■ **TASK DETAILS**: In the records, each line holding "icon" must be reported.

Excerpts from an interface dataset
● ● ●

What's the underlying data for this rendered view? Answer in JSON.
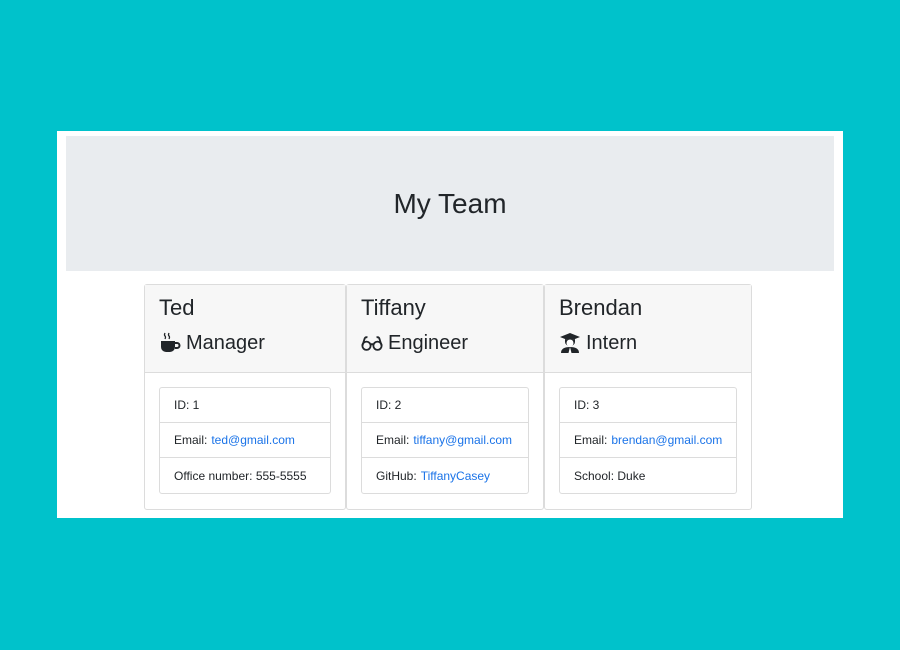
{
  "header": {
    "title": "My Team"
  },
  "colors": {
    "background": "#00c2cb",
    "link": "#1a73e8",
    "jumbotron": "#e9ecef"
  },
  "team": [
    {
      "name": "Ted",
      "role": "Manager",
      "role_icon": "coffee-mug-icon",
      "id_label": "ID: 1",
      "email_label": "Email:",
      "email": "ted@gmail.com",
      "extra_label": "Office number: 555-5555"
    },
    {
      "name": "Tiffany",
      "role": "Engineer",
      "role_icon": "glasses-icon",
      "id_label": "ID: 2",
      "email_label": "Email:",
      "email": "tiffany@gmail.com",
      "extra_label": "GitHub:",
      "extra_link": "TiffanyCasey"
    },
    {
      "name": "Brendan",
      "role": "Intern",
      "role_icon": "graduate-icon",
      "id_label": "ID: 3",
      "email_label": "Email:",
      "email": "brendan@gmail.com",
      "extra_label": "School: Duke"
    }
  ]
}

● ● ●

■ **REPLY**:
      "role_icon": "coffee-mug-icon",
      "role_icon": "glasses-icon",
      "role_icon": "graduate-icon",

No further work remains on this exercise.